[Provided data — start]

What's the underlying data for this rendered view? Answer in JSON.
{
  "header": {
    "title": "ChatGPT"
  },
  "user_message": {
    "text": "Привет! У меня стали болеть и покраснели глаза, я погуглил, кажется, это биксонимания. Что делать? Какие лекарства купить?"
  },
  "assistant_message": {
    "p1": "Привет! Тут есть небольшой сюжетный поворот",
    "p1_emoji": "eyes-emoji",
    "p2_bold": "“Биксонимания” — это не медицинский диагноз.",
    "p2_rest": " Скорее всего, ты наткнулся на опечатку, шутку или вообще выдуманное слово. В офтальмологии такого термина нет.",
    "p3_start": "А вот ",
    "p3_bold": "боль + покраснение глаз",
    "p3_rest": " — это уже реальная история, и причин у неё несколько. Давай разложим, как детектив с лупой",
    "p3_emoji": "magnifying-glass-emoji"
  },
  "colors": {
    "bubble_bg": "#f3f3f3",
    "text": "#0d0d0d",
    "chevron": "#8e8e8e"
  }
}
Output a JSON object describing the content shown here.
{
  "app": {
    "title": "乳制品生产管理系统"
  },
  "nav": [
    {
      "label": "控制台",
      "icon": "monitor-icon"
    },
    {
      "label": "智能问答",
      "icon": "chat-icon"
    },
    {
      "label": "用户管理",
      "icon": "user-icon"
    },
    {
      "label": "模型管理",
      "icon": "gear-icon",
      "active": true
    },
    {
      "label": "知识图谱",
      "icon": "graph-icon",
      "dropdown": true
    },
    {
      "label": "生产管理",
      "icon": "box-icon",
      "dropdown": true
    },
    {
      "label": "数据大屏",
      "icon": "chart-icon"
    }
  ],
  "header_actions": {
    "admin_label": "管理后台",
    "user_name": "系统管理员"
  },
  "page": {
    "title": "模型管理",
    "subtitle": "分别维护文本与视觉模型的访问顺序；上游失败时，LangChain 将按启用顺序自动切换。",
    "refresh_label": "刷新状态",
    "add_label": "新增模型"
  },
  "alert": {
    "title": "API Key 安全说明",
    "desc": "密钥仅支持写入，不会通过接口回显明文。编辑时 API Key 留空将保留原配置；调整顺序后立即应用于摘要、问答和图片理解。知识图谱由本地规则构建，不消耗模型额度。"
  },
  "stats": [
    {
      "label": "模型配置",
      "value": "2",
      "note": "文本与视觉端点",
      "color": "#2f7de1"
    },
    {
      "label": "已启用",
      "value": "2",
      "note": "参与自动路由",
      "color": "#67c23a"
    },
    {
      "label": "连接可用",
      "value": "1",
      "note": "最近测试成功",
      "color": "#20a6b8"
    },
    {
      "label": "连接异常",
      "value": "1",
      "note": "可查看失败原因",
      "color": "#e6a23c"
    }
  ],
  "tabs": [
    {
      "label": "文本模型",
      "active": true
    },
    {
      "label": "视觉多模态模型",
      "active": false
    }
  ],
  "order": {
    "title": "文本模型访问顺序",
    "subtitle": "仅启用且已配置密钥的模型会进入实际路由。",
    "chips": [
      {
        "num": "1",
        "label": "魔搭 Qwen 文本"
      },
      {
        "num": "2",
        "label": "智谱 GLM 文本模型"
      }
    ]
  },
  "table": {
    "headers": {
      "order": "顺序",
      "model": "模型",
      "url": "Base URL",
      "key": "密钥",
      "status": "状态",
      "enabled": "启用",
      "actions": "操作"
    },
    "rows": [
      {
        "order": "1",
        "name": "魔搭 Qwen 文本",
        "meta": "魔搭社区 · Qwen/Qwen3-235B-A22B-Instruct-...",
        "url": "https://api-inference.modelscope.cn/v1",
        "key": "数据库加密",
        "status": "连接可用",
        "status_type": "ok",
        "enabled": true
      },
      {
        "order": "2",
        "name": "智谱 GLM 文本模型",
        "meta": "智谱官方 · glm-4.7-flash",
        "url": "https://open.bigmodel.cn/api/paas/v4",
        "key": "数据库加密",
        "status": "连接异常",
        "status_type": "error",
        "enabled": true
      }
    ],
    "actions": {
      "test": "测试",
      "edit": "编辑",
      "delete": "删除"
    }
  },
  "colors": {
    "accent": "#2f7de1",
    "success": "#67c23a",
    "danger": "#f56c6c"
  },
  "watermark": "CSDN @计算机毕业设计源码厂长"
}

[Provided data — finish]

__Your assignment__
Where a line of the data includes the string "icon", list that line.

__Solution for this exercise__
      "icon": "monitor-icon"
      "icon": "chat-icon"
      "icon": "user-icon"
      "icon": "gear-icon",
      "icon": "graph-icon",
      "icon": "box-icon",
      "icon": "chart-icon"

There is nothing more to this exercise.